▶ [TASK GOAL]: Among the entries, which lines carry the string "File"? Copy each of them.

▶ [SOURCE MATERIAL]:
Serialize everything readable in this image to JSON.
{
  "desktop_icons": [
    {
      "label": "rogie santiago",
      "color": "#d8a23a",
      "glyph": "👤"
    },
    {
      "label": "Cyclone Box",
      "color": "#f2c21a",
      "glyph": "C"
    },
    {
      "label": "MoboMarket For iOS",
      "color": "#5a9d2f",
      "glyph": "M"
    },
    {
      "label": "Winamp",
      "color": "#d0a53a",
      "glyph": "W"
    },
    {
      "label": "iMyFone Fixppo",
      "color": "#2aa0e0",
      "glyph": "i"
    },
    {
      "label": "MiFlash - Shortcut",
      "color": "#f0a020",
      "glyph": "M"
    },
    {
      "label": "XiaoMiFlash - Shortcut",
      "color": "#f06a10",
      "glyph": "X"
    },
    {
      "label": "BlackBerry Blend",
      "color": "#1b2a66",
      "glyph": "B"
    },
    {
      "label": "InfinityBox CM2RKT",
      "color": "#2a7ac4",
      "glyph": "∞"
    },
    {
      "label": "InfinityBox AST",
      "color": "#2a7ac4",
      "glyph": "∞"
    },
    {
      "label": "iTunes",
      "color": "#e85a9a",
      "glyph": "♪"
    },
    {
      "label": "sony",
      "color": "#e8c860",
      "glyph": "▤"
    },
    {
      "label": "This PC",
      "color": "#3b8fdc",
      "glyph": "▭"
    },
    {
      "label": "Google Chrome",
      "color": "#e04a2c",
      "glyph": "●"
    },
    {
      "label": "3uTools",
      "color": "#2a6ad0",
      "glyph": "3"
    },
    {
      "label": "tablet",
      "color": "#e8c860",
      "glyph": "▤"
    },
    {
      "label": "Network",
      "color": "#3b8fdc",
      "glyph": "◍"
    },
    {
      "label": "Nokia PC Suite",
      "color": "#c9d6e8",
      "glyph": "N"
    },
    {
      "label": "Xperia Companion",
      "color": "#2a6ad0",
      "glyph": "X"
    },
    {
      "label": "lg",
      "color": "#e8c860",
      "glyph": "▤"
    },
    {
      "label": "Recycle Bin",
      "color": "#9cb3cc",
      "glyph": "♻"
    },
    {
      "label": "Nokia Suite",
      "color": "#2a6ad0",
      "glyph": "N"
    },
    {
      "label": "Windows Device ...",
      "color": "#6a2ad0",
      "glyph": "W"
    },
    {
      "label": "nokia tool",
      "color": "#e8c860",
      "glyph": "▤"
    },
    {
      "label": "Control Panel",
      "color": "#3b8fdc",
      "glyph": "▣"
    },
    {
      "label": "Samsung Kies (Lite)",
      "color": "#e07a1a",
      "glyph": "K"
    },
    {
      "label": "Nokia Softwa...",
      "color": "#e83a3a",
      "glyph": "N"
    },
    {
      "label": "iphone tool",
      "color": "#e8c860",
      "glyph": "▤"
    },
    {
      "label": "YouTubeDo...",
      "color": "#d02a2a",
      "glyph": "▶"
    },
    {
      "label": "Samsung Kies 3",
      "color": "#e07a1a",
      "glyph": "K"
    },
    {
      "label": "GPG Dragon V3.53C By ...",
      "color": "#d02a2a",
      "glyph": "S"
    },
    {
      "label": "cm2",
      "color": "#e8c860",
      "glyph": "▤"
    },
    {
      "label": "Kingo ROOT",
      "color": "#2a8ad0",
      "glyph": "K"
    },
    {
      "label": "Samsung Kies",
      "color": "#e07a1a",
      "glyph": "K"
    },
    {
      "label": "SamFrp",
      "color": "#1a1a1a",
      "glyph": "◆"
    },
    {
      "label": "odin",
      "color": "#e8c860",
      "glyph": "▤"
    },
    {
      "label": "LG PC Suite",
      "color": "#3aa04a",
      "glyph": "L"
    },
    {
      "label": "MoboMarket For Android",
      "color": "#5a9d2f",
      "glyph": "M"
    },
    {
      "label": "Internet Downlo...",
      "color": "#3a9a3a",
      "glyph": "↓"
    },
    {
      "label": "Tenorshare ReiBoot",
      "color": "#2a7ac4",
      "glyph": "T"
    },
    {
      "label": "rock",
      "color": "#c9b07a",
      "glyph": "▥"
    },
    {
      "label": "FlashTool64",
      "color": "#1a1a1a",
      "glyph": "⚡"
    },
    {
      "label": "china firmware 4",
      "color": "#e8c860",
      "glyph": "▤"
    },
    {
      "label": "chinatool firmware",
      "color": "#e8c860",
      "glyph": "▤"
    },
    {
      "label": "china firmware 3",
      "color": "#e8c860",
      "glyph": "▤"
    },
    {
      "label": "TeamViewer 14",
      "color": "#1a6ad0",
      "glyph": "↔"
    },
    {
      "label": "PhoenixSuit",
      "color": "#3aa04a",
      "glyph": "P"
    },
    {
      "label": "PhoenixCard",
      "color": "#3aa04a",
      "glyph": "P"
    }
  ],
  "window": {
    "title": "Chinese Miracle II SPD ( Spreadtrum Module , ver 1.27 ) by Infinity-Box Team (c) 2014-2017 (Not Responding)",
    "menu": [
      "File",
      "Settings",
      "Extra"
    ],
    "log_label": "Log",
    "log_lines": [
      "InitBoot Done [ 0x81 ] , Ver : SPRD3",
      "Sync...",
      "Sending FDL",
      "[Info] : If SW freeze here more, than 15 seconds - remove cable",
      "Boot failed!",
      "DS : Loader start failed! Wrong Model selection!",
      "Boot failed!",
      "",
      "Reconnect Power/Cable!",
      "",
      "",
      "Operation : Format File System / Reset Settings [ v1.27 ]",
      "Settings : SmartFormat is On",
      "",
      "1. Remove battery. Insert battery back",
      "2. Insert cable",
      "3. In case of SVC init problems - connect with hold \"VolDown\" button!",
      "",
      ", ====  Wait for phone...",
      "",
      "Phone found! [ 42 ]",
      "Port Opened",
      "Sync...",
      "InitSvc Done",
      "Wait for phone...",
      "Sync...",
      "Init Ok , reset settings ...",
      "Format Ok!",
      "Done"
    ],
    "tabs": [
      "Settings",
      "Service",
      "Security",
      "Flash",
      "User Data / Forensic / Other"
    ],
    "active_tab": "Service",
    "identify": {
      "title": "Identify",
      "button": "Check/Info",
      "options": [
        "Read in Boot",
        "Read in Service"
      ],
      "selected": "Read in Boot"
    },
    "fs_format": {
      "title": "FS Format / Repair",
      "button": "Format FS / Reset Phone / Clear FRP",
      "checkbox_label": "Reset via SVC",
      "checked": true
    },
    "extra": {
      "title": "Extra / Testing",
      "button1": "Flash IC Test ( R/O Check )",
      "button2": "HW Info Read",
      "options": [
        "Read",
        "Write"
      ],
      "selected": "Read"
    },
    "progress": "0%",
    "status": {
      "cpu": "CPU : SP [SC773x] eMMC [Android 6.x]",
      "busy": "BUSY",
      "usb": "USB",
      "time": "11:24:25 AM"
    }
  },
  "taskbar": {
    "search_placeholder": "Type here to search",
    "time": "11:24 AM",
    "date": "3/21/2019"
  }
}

▶ [SOLUTION TO THIS EXERCISE]:
      "File",
      "Operation : Format File System / Reset Settings [ v1.27 ]",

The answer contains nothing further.